In the same way, more or less, OSL (optically stimulated luminescence) dating measures the last time an object was exposed to sunlight.) in quartz and feldspar optical stimulated luminescence (OSL) dating of both heated and sedimentary materials.
Thermoluminescence dating (TL) is the determination, by means of measuring the accumulated radiation dose, of the time elapsed since material containing crystalline minerals was either heated (lava, ceramics) or exposed to sunlight (sediments).
As a crystalline material is heated during measurements, the process of thermoluminescence starts.
Here we examine the interpretation of the sensitivity corrected growth curve as a function of dose, and the effect of changing measurement conditions (e.g.
preheat temperature, size of test dose, stimulation temperature) on the estimation of .
The method is a direct dating technique, meaning that the amount of energy emitted is a direct result of the event being measured.

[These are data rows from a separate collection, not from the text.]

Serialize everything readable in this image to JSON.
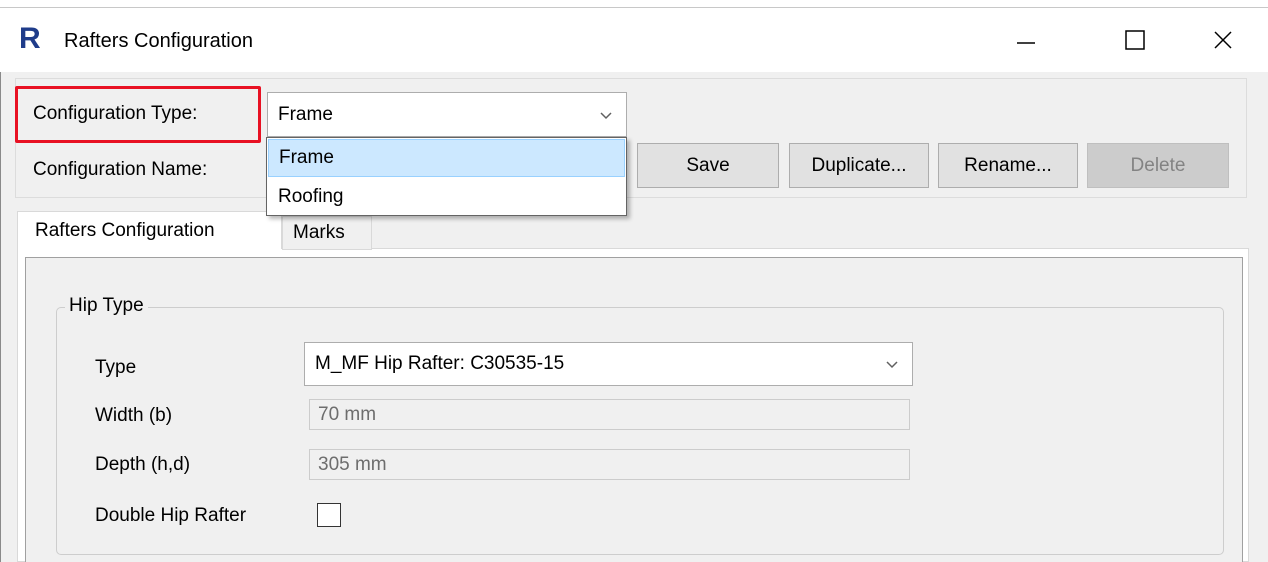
{
  "window": {
    "title": "Rafters Configuration",
    "app_icon_letter": "R"
  },
  "config": {
    "type_label": "Configuration Type:",
    "type_value": "Frame",
    "type_options": [
      "Frame",
      "Roofing"
    ],
    "name_label": "Configuration Name:",
    "highlight_color": "#e81123"
  },
  "buttons": {
    "save": "Save",
    "duplicate": "Duplicate...",
    "rename": "Rename...",
    "delete": "Delete"
  },
  "tabs": [
    {
      "label": "Rafters Configuration",
      "active": true
    },
    {
      "label": "Marks",
      "active": false
    }
  ],
  "hip": {
    "group_label": "Hip Type",
    "type_label": "Type",
    "type_value": "M_MF Hip Rafter: C30535-15",
    "width_label": "Width (b)",
    "width_value": "70 mm",
    "depth_label": "Depth (h,d)",
    "depth_value": "305 mm",
    "double_label": "Double Hip Rafter",
    "double_checked": false
  }
}
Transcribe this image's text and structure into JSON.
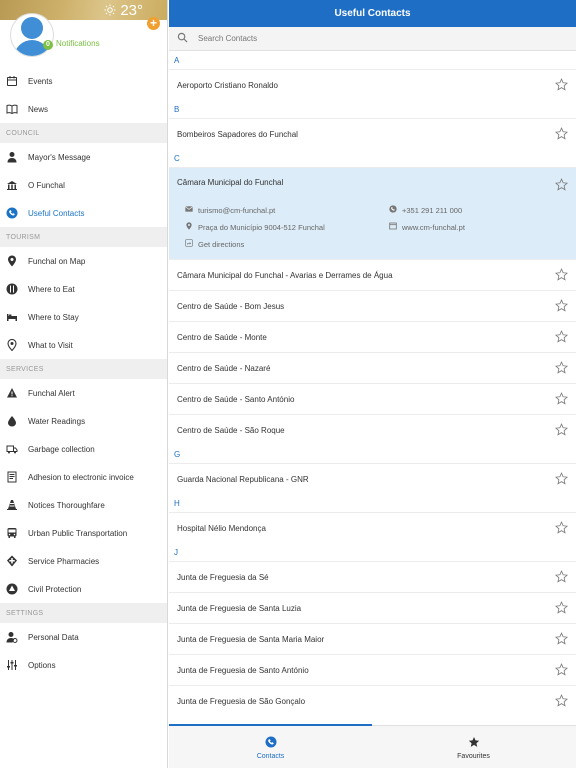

Better still, unlike radiocarbon dating, the effect luminescence dating measures increases with time.To put it simply, certain minerals (quartz, feldspar, and calcite), store energy from the sun at a known rate.This energy is lodged in the imperfect lattices of the mineral's crystals.Once this sediment is deposited and subsequently buried, it is removed from light and is exposed to low levels of natural radiation in the surrounding sediment.Through geologic time, quartz minerals accumulate a luminescence signal as ionizing radiation excites electrons within parent nuclei in the crystal lattice.Different materials vary considerably in their suitability for the technique, depending on several factors.